Future hotel guests may be able to see reconfigurations of public spaces as a result of apps that change the way customers interact and interact with the property.
The pandemic caused by the hotel industry's focus on pushing more features via smartphone apps has long-term implications for how future properties will be developed.
Yotel and other brands were among the first to adopt technology in order to free up hotel space before the pandemic. During the pandemic, major hotels like Hilton and independent hotels relied more heavily on mobile apps to manage everything, from checking-in to ordering room services.

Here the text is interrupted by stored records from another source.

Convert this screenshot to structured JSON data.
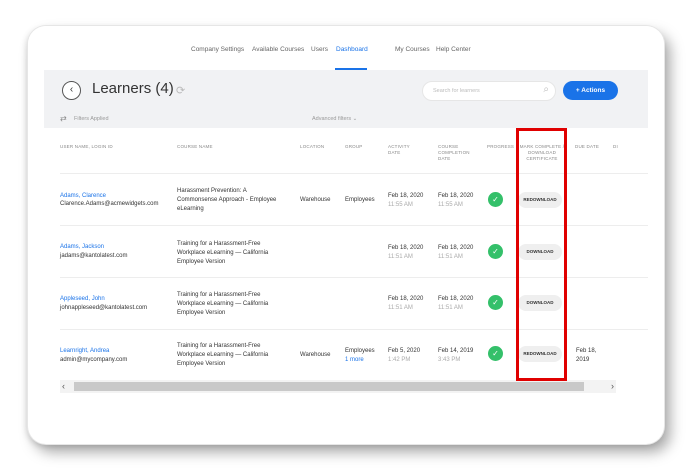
{
  "nav": {
    "company_settings": "Company Settings",
    "available_courses": "Available Courses",
    "users": "Users",
    "dashboard": "Dashboard",
    "my_courses": "My Courses",
    "help_center": "Help Center"
  },
  "header": {
    "title": "Learners (4)",
    "search_placeholder": "Search for learners",
    "actions_label": "+ Actions"
  },
  "filters": {
    "applied": "Filters Applied",
    "advanced": "Advanced filters ⌄"
  },
  "columns": {
    "user": "USER NAME, LOGIN ID",
    "course": "COURSE NAME",
    "location": "LOCATION",
    "group": "GROUP",
    "activity": "ACTIVITY DATE",
    "completion": "COURSE COMPLETION DATE",
    "progress": "PROGRESS",
    "mark": "MARK COMPLETE / DOWNLOAD CERTIFICATE",
    "due": "DUE DATE",
    "extra": "DI"
  },
  "rows": [
    {
      "name": "Adams, Clarence",
      "login": "Clarence.Adams@acmewidgets.com",
      "course_1": "Harassment Prevention: A",
      "course_2": "Commonsense Approach - Employee",
      "course_3": "eLearning",
      "location": "Warehouse",
      "group": "Employees",
      "group_more": "",
      "activity_date": "Feb 18, 2020",
      "activity_time": "11:55 AM",
      "completion_date": "Feb 18, 2020",
      "completion_time": "11:55 AM",
      "progress": "complete",
      "button": "REDOWNLOAD",
      "due_1": "",
      "due_2": ""
    },
    {
      "name": "Adams, Jackson",
      "login": "jadams@kantolatest.com",
      "course_1": "Training for a Harassment-Free",
      "course_2": "Workplace eLearning — California",
      "course_3": "Employee Version",
      "location": "",
      "group": "",
      "group_more": "",
      "activity_date": "Feb 18, 2020",
      "activity_time": "11:51 AM",
      "completion_date": "Feb 18, 2020",
      "completion_time": "11:51 AM",
      "progress": "complete",
      "button": "DOWNLOAD",
      "due_1": "",
      "due_2": ""
    },
    {
      "name": "Appleseed, John",
      "login": "johnappleseed@kantolatest.com",
      "course_1": "Training for a Harassment-Free",
      "course_2": "Workplace eLearning — California",
      "course_3": "Employee Version",
      "location": "",
      "group": "",
      "group_more": "",
      "activity_date": "Feb 18, 2020",
      "activity_time": "11:51 AM",
      "completion_date": "Feb 18, 2020",
      "completion_time": "11:51 AM",
      "progress": "complete",
      "button": "DOWNLOAD",
      "due_1": "",
      "due_2": ""
    },
    {
      "name": "Learnright, Andrea",
      "login": "admin@mycompany.com",
      "course_1": "Training for a Harassment-Free",
      "course_2": "Workplace eLearning — California",
      "course_3": "Employee Version",
      "location": "Warehouse",
      "group": "Employees",
      "group_more": "1 more",
      "activity_date": "Feb 5, 2020",
      "activity_time": "1:42 PM",
      "completion_date": "Feb 14, 2019",
      "completion_time": "3:43 PM",
      "progress": "complete",
      "button": "REDOWNLOAD",
      "due_1": "Feb 18,",
      "due_2": "2019"
    }
  ],
  "scroll": {
    "left": "‹",
    "right": "›"
  },
  "colors": {
    "accent": "#1a73e8",
    "success": "#34c06a",
    "highlight": "#e00000"
  }
}
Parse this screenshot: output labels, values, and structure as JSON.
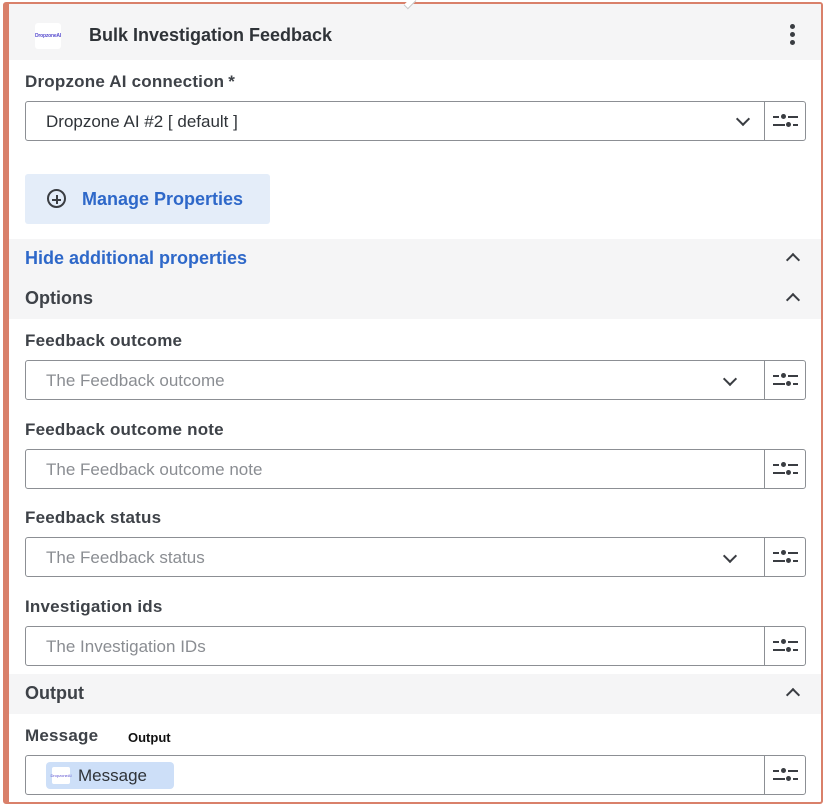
{
  "header": {
    "logo_text": "DropzoneAI",
    "title": "Bulk Investigation Feedback"
  },
  "connection": {
    "label": "Dropzone AI connection",
    "required_mark": "*",
    "value": "Dropzone AI #2 [ default ]"
  },
  "manage_properties": {
    "label": "Manage Properties"
  },
  "additional": {
    "toggle_label": "Hide additional properties"
  },
  "options": {
    "title": "Options",
    "fields": [
      {
        "label": "Feedback outcome",
        "placeholder": "The Feedback outcome",
        "type": "select"
      },
      {
        "label": "Feedback outcome note",
        "placeholder": "The Feedback outcome note",
        "type": "text"
      },
      {
        "label": "Feedback status",
        "placeholder": "The Feedback status",
        "type": "select"
      },
      {
        "label": "Investigation ids",
        "placeholder": "The Investigation IDs",
        "type": "text"
      }
    ]
  },
  "output": {
    "title": "Output",
    "message_label": "Message",
    "output_tag": "Output",
    "chip_logo_text": "DropzoneAI",
    "chip_label": "Message"
  },
  "icons": {
    "kebab": "kebab-menu-icon",
    "chevron": "chevron-down-icon",
    "collapse": "chevron-up-icon",
    "tune": "sliders-icon",
    "plus": "plus-circle-icon"
  },
  "colors": {
    "accent_border": "#d9806a",
    "link_blue": "#2e68c9",
    "button_bg": "#e4edf9",
    "chip_bg": "#cddff8"
  }
}
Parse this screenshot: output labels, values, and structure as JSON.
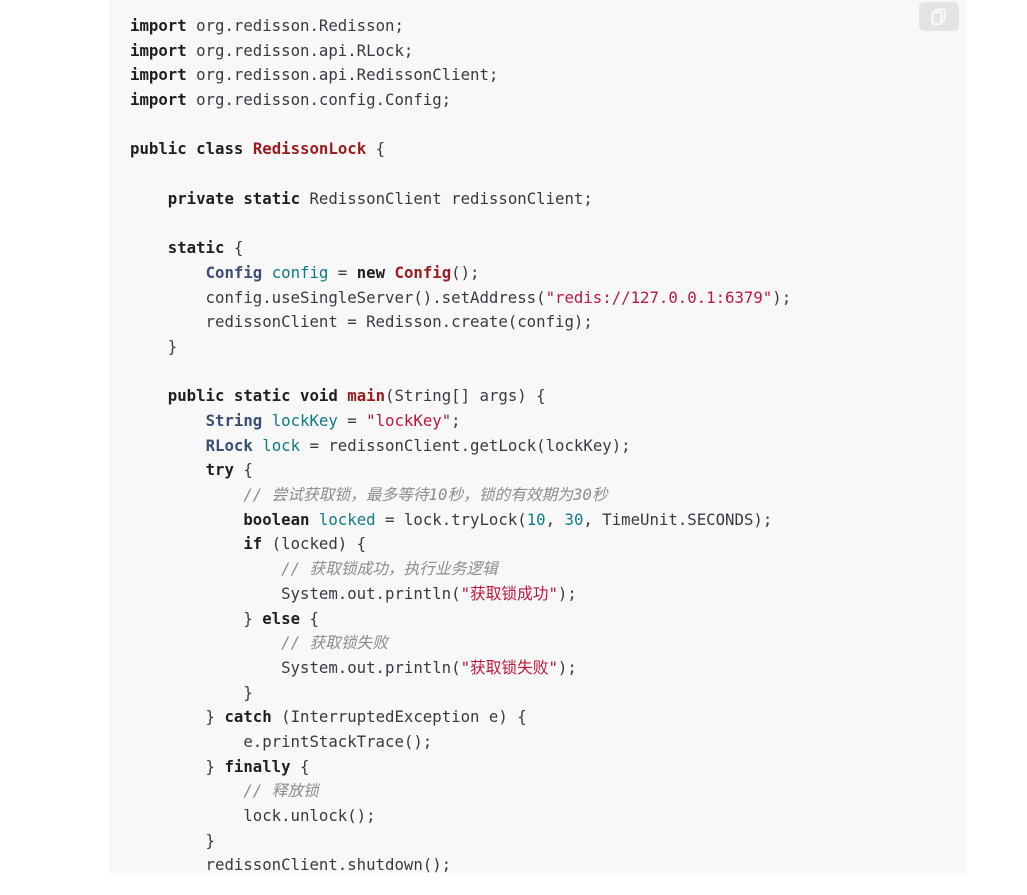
{
  "copy_button": {
    "icon": "copy-icon"
  },
  "code_lines": [
    [
      [
        "kw",
        "import"
      ],
      [
        "pl",
        " org.redisson.Redisson;"
      ]
    ],
    [
      [
        "kw",
        "import"
      ],
      [
        "pl",
        " org.redisson.api.RLock;"
      ]
    ],
    [
      [
        "kw",
        "import"
      ],
      [
        "pl",
        " org.redisson.api.RedissonClient;"
      ]
    ],
    [
      [
        "kw",
        "import"
      ],
      [
        "pl",
        " org.redisson.config.Config;"
      ]
    ],
    [],
    [
      [
        "kw",
        "public"
      ],
      [
        "pl",
        " "
      ],
      [
        "kw",
        "class"
      ],
      [
        "pl",
        " "
      ],
      [
        "cls",
        "RedissonLock"
      ],
      [
        "pl",
        " {"
      ]
    ],
    [],
    [
      [
        "pl",
        "    "
      ],
      [
        "kw",
        "private"
      ],
      [
        "pl",
        " "
      ],
      [
        "kw",
        "static"
      ],
      [
        "pl",
        " RedissonClient redissonClient;"
      ]
    ],
    [],
    [
      [
        "pl",
        "    "
      ],
      [
        "kw",
        "static"
      ],
      [
        "pl",
        " {"
      ]
    ],
    [
      [
        "pl",
        "        "
      ],
      [
        "ty",
        "Config"
      ],
      [
        "pl",
        " "
      ],
      [
        "var",
        "config"
      ],
      [
        "pl",
        " = "
      ],
      [
        "kw",
        "new"
      ],
      [
        "pl",
        " "
      ],
      [
        "cls",
        "Config"
      ],
      [
        "pl",
        "();"
      ]
    ],
    [
      [
        "pl",
        "        config.useSingleServer().setAddress("
      ],
      [
        "str",
        "\"redis://127.0.0.1:6379\""
      ],
      [
        "pl",
        ");"
      ]
    ],
    [
      [
        "pl",
        "        redissonClient = Redisson.create(config);"
      ]
    ],
    [
      [
        "pl",
        "    }"
      ]
    ],
    [],
    [
      [
        "pl",
        "    "
      ],
      [
        "kw",
        "public"
      ],
      [
        "pl",
        " "
      ],
      [
        "kw",
        "static"
      ],
      [
        "pl",
        " "
      ],
      [
        "kw",
        "void"
      ],
      [
        "pl",
        " "
      ],
      [
        "fn",
        "main"
      ],
      [
        "pl",
        "(String[] args) {"
      ]
    ],
    [
      [
        "pl",
        "        "
      ],
      [
        "ty",
        "String"
      ],
      [
        "pl",
        " "
      ],
      [
        "var",
        "lockKey"
      ],
      [
        "pl",
        " = "
      ],
      [
        "str",
        "\"lockKey\""
      ],
      [
        "pl",
        ";"
      ]
    ],
    [
      [
        "pl",
        "        "
      ],
      [
        "ty",
        "RLock"
      ],
      [
        "pl",
        " "
      ],
      [
        "var",
        "lock"
      ],
      [
        "pl",
        " = redissonClient.getLock(lockKey);"
      ]
    ],
    [
      [
        "pl",
        "        "
      ],
      [
        "kw",
        "try"
      ],
      [
        "pl",
        " {"
      ]
    ],
    [
      [
        "pl",
        "            "
      ],
      [
        "cmt",
        "// 尝试获取锁，最多等待10秒，锁的有效期为30秒"
      ]
    ],
    [
      [
        "pl",
        "            "
      ],
      [
        "kw",
        "boolean"
      ],
      [
        "pl",
        " "
      ],
      [
        "var",
        "locked"
      ],
      [
        "pl",
        " = lock.tryLock("
      ],
      [
        "num",
        "10"
      ],
      [
        "pl",
        ", "
      ],
      [
        "num",
        "30"
      ],
      [
        "pl",
        ", TimeUnit.SECONDS);"
      ]
    ],
    [
      [
        "pl",
        "            "
      ],
      [
        "kw",
        "if"
      ],
      [
        "pl",
        " (locked) {"
      ]
    ],
    [
      [
        "pl",
        "                "
      ],
      [
        "cmt",
        "// 获取锁成功，执行业务逻辑"
      ]
    ],
    [
      [
        "pl",
        "                System.out.println("
      ],
      [
        "str",
        "\"获取锁成功\""
      ],
      [
        "pl",
        ");"
      ]
    ],
    [
      [
        "pl",
        "            } "
      ],
      [
        "kw",
        "else"
      ],
      [
        "pl",
        " {"
      ]
    ],
    [
      [
        "pl",
        "                "
      ],
      [
        "cmt",
        "// 获取锁失败"
      ]
    ],
    [
      [
        "pl",
        "                System.out.println("
      ],
      [
        "str",
        "\"获取锁失败\""
      ],
      [
        "pl",
        ");"
      ]
    ],
    [
      [
        "pl",
        "            }"
      ]
    ],
    [
      [
        "pl",
        "        } "
      ],
      [
        "kw",
        "catch"
      ],
      [
        "pl",
        " (InterruptedException e) {"
      ]
    ],
    [
      [
        "pl",
        "            e.printStackTrace();"
      ]
    ],
    [
      [
        "pl",
        "        } "
      ],
      [
        "kw",
        "finally"
      ],
      [
        "pl",
        " {"
      ]
    ],
    [
      [
        "pl",
        "            "
      ],
      [
        "cmt",
        "// 释放锁"
      ]
    ],
    [
      [
        "pl",
        "            lock.unlock();"
      ]
    ],
    [
      [
        "pl",
        "        }"
      ]
    ],
    [
      [
        "pl",
        "        redissonClient.shutdown();"
      ]
    ]
  ]
}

These features will likely remain long after the crisis and this will allow for a new approach to building hotels.
Contactless technology will allow for a complete overhaul of lobby, fitness, and back-of-house areas that only employees use.
A new approach to hotel layouts could provide financial relief to an industry still recovering from the pandemic's devastating impact on travel demand.
In an interview with Skift, Rami Zeidan (CEO of Life House, a boutique hotel operator and technology company) said that we have been focusing on smaller hotels.
Life House is a tech-enabled operator of hotels that relies on software to manage and streamline its operations. Tech means that there is less real estate space required, but this doesn't translate into revenue.
Other than removing square footage dedicated to check-in counters and other guest experience spaces such as gyms, technology has also affected these spaces.
Zeidan stated that we have developed an Apple TV product which allows for customized in-room exercise programs, eliminating the need to go to a gym. Covid was the catalyst.
Hotel Spaces Meet Apps
Gensler architect Tom Ito who founded and runs the firm's hospitality practice said that check-in areas are still being used by some industries. He says the concept is still in testing mode.
This is changing as more apps are available online to allow guests to manage their experience, and customer service responds to requests for casual interaction.
The development of guest control means that large public spaces, such as lobbies and corridors, can be redesigned to allow for more flexible uses, such casual dining or meeting rooms.
Ito observed that technology-induced design shifts are more common in new constructions than during renovations.
Another potential use of space is co-working. Before the pandemic, hotel developers had been looking at co-working options. Accors' push to so-called lifestyle hotels that rely less on local guests driving revenue includes co-working at its Ennismore spinoff.
They believed that hospitality and co-working should be a part of the same thing, Edouard Schwob, executive Vice President of JLLs Hotels and Hospitality Group, stated of the wider trend.
Big Space, Big Opportunity
This type of talk is a great opportunity for large spaces in convention hotel and their best use after the pandemic. Flexibility was a common feature of large spaces during the pandemic. This topic is still being discussed for new-build hotels.
We were interested in smaller meeting rooms that could be interconnected with technology. This would allow you to connect to the room from outside and also make it possible to share the hybrid idea you see in the workplace, Schwob stated.
Ito stated that this concept could be expanded to outdoor spaces partly for safety reasons, but also because it offers an enhanced experience.
Atari Hotels joined forces with GSD Group and Gensler, hotel managers to capitalize on the popularity of online gambling. The details of the Las Vegas first Atari Hotel project are not yet clear. However, the development team has confirmed that the check-in area will not include a standard front desk.
Ito stated that you won't have to go through a traditional check in counter. A portal will be used.
Another space-saving opportunity is the reduced need for point of service systems to support back-of house operations like inventory management and repairs scheduling that are essential for providing a great customer experience.
According to Schwob, he can see a system in which housekeeping could send an app a message letting them know that a lightbulb needs replacing or that a sink needs fixing. The software could even prioritize the work flow. Other tasks, such as stocking supplies, would be simplified and maximize space usage.
Ito said that when designing a hotel, we spend a lot of time in the back-of house. We spend most of our time planning the back-of the house, because guest flow is also considered from the service perspective.
The industry's willingness to invest in them will determine where hotel apps may go next.
Global travel is booming and investment will be crucial. However, many hoteliers are stuck in survival mode and are unable to invest the money they don't have into the most recent tech features.